- Historical Fiction
Fix: Danish History Lesson, Plus Mads Mikkelsen Withdrawal
In 18th-century Denmark, the unstable King Christian VII neglects his young queen, Mathilde, who falls in love with his German physician, Struensee, an intellectual whose advocation of reform transforms the country but brings about his own downfall.
It’s the Age of Enlightenment, but Denmark ain’t having it. They rather like their censorship and religious oppression, thankyouverymuch. And that’s the world Caroline Mathilde of Great Britain has married into. (Why Netflix refers to her as only Mathilde is beyond me, since she uses Caroline in the movie.)

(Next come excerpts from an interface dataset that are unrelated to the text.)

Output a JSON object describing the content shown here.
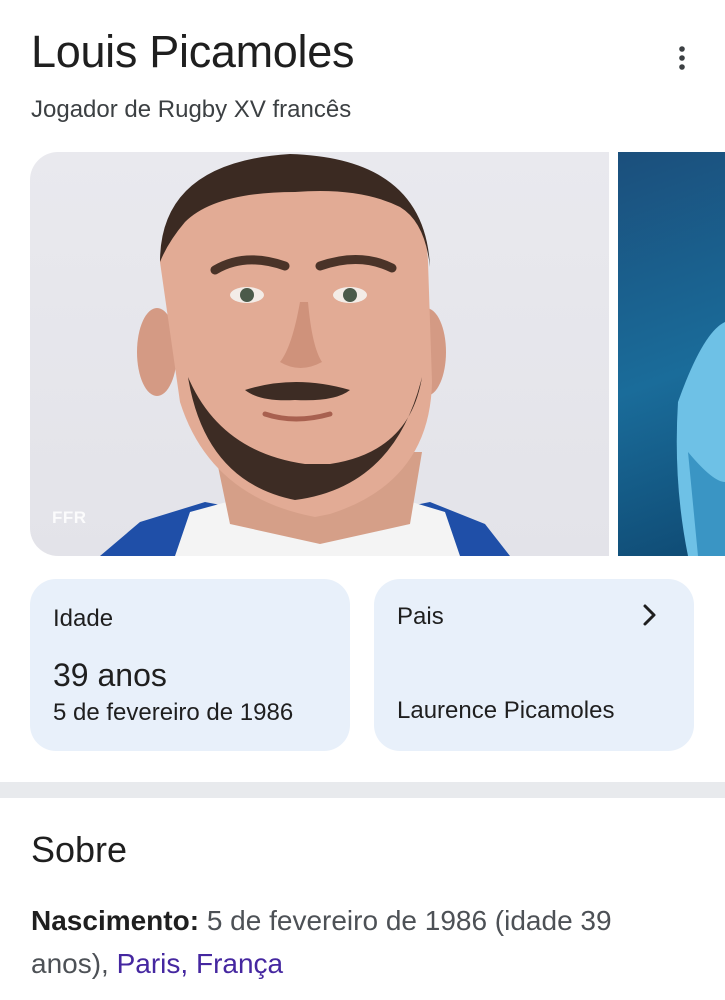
{
  "header": {
    "title": "Louis Picamoles",
    "subtitle": "Jogador de Rugby XV francês"
  },
  "images": {
    "main_credit": "FFR"
  },
  "cards": {
    "age": {
      "label": "Idade",
      "value": "39 anos",
      "sub": "5 de fevereiro de 1986"
    },
    "parents": {
      "label": "Pais",
      "value": "Laurence Picamoles"
    }
  },
  "about": {
    "heading": "Sobre",
    "birth_label": "Nascimento:",
    "birth_text": " 5 de fevereiro de 1986 (idade 39 anos), ",
    "birth_place": "Paris, França"
  },
  "colors": {
    "card_bg": "#e8f0fa",
    "link": "#4527a0",
    "divider": "#e8eaed"
  }
}
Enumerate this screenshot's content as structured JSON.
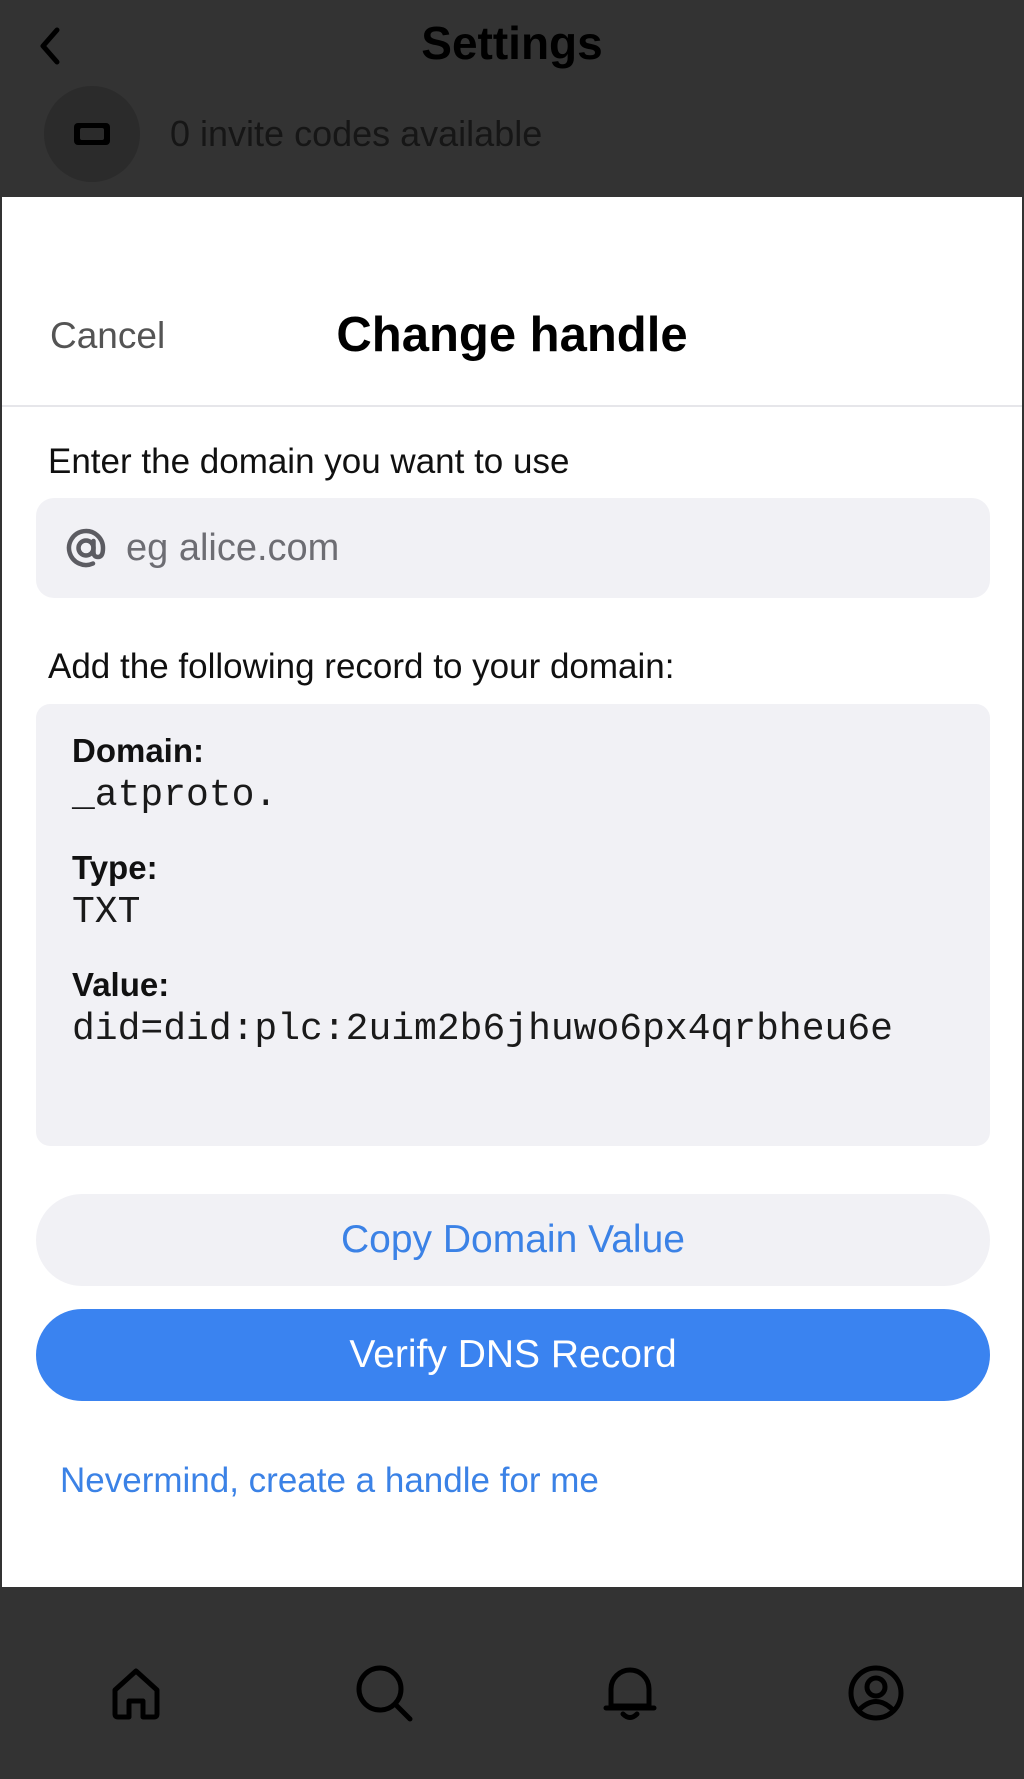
{
  "background": {
    "title": "Settings",
    "invite_text": "0 invite codes available",
    "icons": {
      "back": "chevron-left-icon",
      "invite": "ticket-icon"
    }
  },
  "modal": {
    "cancel_label": "Cancel",
    "title": "Change handle",
    "domain_prompt": "Enter the domain you want to use",
    "domain_input": {
      "value": "",
      "placeholder": "eg alice.com",
      "icon": "at-icon"
    },
    "record_prompt": "Add the following record to your domain:",
    "record": {
      "domain_label": "Domain:",
      "domain_value": "_atproto.",
      "type_label": "Type:",
      "type_value": "TXT",
      "value_label": "Value:",
      "value_value": "did=did:plc:2uim2b6jhuwo6px4qrbheu6e"
    },
    "copy_button": "Copy Domain Value",
    "verify_button": "Verify DNS Record",
    "nevermind_link": "Nevermind, create a handle for me"
  },
  "tabbar": {
    "items": [
      {
        "name": "home",
        "icon": "home-icon"
      },
      {
        "name": "search",
        "icon": "search-icon"
      },
      {
        "name": "notifications",
        "icon": "bell-icon"
      },
      {
        "name": "profile",
        "icon": "profile-icon"
      }
    ]
  },
  "colors": {
    "accent": "#3a83f0",
    "link": "#3b82e6",
    "field_bg": "#f1f1f5",
    "overlay": "#333333"
  }
}
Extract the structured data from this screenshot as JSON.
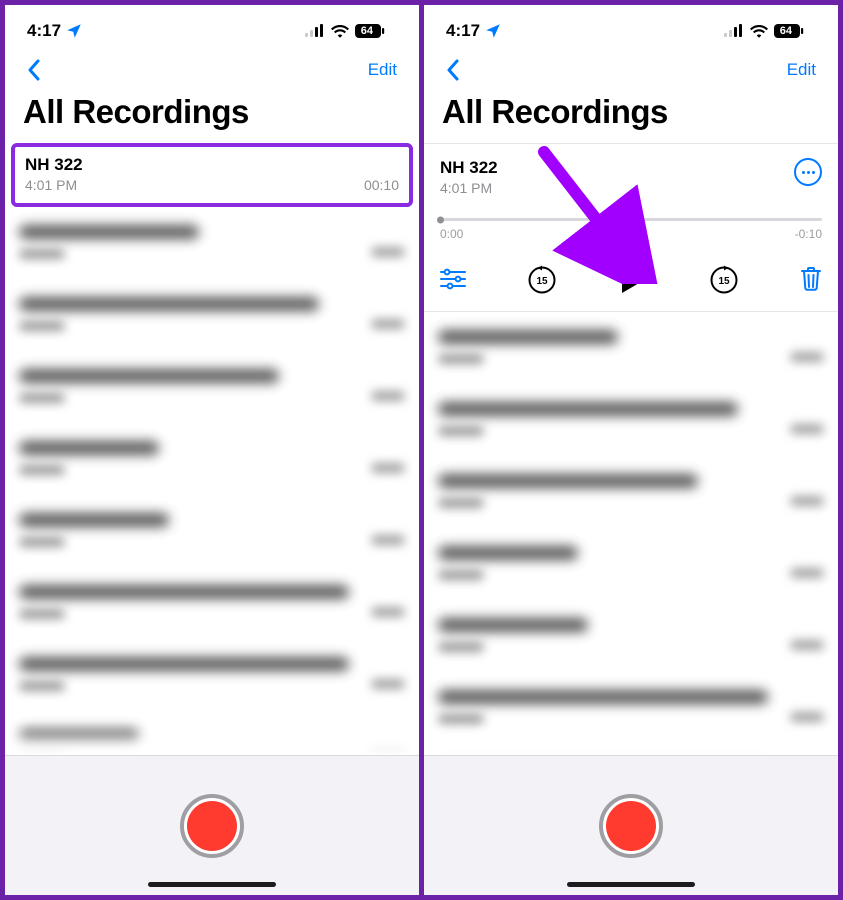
{
  "colors": {
    "accent": "#007aff",
    "highlight_border": "#8a2be2",
    "record": "#ff3b30"
  },
  "annotation": {
    "purpose": "arrow-pointing-to-play-button"
  },
  "left": {
    "status": {
      "time": "4:17",
      "battery": "64"
    },
    "nav": {
      "edit_label": "Edit"
    },
    "title": "All Recordings",
    "recording": {
      "name": "NH 322",
      "time": "4:01 PM",
      "duration": "00:10"
    }
  },
  "right": {
    "status": {
      "time": "4:17",
      "battery": "64"
    },
    "nav": {
      "edit_label": "Edit"
    },
    "title": "All Recordings",
    "player": {
      "name": "NH 322",
      "time": "4:01 PM",
      "elapsed": "0:00",
      "remaining": "-0:10",
      "options_icon": "more-options-icon",
      "settings_icon": "playback-settings-icon",
      "skip_back_icon": "skip-back-15-icon",
      "play_icon": "play-icon",
      "skip_fwd_icon": "skip-forward-15-icon",
      "delete_icon": "trash-icon"
    }
  }
}
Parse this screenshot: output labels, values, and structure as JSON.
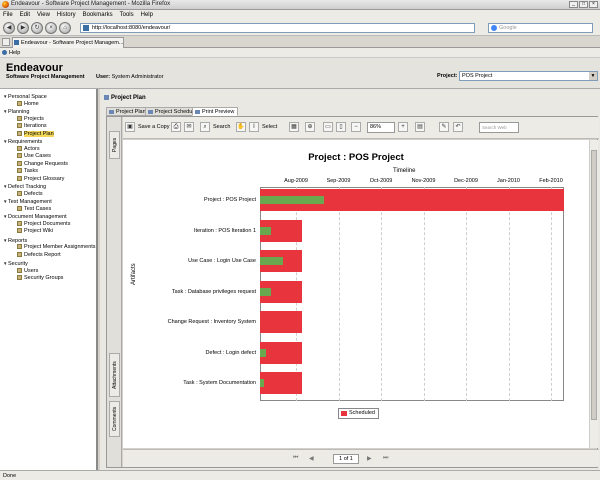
{
  "browser": {
    "window_title": "Endeavour - Software Project Management - Mozilla Firefox",
    "menu": [
      "File",
      "Edit",
      "View",
      "History",
      "Bookmarks",
      "Tools",
      "Help"
    ],
    "url": "http://localhost:8080/endeavour/",
    "search_placeholder": "Google",
    "tab_label": "Endeavour - Software Project Managem...",
    "status": "Done"
  },
  "app": {
    "help_label": "Help",
    "title": "Endeavour",
    "subtitle": "Software Project Management",
    "user_label": "User:",
    "user_value": "System Administrator",
    "project_label": "Project:",
    "project_value": "POS Project"
  },
  "sidebar": {
    "items": [
      {
        "label": "Personal Space",
        "expanded": true
      },
      {
        "label": "Home"
      },
      {
        "label": "Planning",
        "expanded": true
      },
      {
        "label": "Projects"
      },
      {
        "label": "Iterations"
      },
      {
        "label": "Project Plan",
        "selected": true
      },
      {
        "label": "Requirements",
        "expanded": true
      },
      {
        "label": "Actors"
      },
      {
        "label": "Use Cases"
      },
      {
        "label": "Change Requests"
      },
      {
        "label": "Tasks"
      },
      {
        "label": "Project Glossary"
      },
      {
        "label": "Defect Tracking",
        "expanded": true
      },
      {
        "label": "Defects"
      },
      {
        "label": "Test Management",
        "expanded": true
      },
      {
        "label": "Test Cases"
      },
      {
        "label": "Document Management",
        "expanded": true
      },
      {
        "label": "Project Documents"
      },
      {
        "label": "Project Wiki"
      },
      {
        "label": "Reports",
        "expanded": true
      },
      {
        "label": "Project Member Assignments"
      },
      {
        "label": "Defects Report"
      },
      {
        "label": "Security",
        "expanded": true
      },
      {
        "label": "Users"
      },
      {
        "label": "Security Groups"
      }
    ]
  },
  "main": {
    "section_title": "Project Plan",
    "subtabs": [
      "Project Plan",
      "Project Schedule",
      "Print Preview"
    ],
    "active_subtab": 2,
    "viewer": {
      "save_label": "Save a Copy",
      "search_label": "Search",
      "select_label": "Select",
      "zoom": "86%",
      "find_placeholder": "Search Web",
      "side_tabs": [
        "Pages",
        "Attachments",
        "Comments"
      ],
      "page_indicator": "1 of 1"
    }
  },
  "chart_data": {
    "type": "gantt",
    "title": "Project : POS Project",
    "x_title": "Timeline",
    "ylabel": "Artifacts",
    "months": [
      "Aug-2009",
      "Sep-2009",
      "Oct-2009",
      "Nov-2009",
      "Dec-2009",
      "Jan-2010",
      "Feb-2010"
    ],
    "tasks": [
      {
        "name": "Project : POS Project",
        "start": 0.0,
        "end": 7.2,
        "progress": 0.21
      },
      {
        "name": "Iteration : POS Iteration 1",
        "start": 0.0,
        "end": 1.0,
        "progress": 0.25
      },
      {
        "name": "Use Case : Login Use Case",
        "start": 0.0,
        "end": 1.0,
        "progress": 0.55
      },
      {
        "name": "Task : Database privileges request",
        "start": 0.0,
        "end": 1.0,
        "progress": 0.25
      },
      {
        "name": "Change Request : Inventory System",
        "start": 0.0,
        "end": 1.0,
        "progress": 0.0
      },
      {
        "name": "Defect : Login defect",
        "start": 0.0,
        "end": 1.0,
        "progress": 0.15
      },
      {
        "name": "Task : System Documentation",
        "start": 0.0,
        "end": 1.0,
        "progress": 0.1
      }
    ],
    "legend": [
      "Scheduled"
    ],
    "colors": {
      "scheduled": "#e8343c",
      "progress": "#6aa84f"
    }
  }
}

But something is rotten in the state of Denmark. Caroline’s marriage to King Christian VII is a sham, and his reign suffers due to his mental instability. When Johann Struensee becomes Christian’s personal physician, the good doctor provides a calming presence for the king. And the queen, too… in bed. As Struensee’s influence over Christian grows, so too do the number of progressive reforms — and the ire of the royal court.
Mads Mikkelsen as Johann Struensee
For the majority of English-speaking audiences, Mads Mikkelsen is a Bond villain, a knight of the Round Table, or, most recently (AND AWESOMELY), a doctor that really sinks his teeth into his body of work. But if you have trouble picturing Hannibal Lecter as a romantic lead, here are some palette cleansers.
Alicia Vikander as Caroline Mathilde
The rest of the cast is unfamiliar to me, though Alicia Vikander was rumoured to be in the running for Fifty Shades. Given what I know about the book and Alicia’s performance here as a poised and mature Caroline, she’s obvi all wrong for the part.
Mikkel Følsgaard as Christian VII
And kudos to Mikkel Følsgaard. I started off hating Christian, but ended up having the most sympathy for him. When it becomes clear that Christian’s erratic behaviour goes much deeper than royal eccentricity, it’s super gross to see him used as a pawn for everyone else’s agenda.
Couch-Sharing Capability: Medium
While a subtitled historical political drama doesn’t seem like gabfest material, it may be therapeutic to real-time rant about the AWFUL royal court. The movie does have its swoony parts — after all, “affair” is right there in its title — although I wouldn’t categorize it as a romance. (Netflix begs to differ. Agree to disagree, then.) There are some sexytimes, but no actual bodice ripping — hooray for sensible garment care! Speaking of which, the costumes are FAB. (Well, minus all the squished chesticles on the ladies.)
Recommended Level of Inebriation: Sporadic to None
This is actually a good movie, y’all — no alcohol necessary! Also: SUBTITLES. Although you might feel like hitting the bottle in response to horrible (and sometimes not-horrible) people doing horrible things
Use of Your Subscription: Excellent
I’m not a huge fan of period pieces. My general rule of thumb: the less elaborate the costumes, the better. (Until it goes too far and enters nudist territory, I mean.) But DIZANG, do I love real history! And having absolutely no idea how everything unfolded really ramped up the suspense. Plus, this movie made me want to learn all about Danish history, which is the greatest form of compliment I can give to a historical film.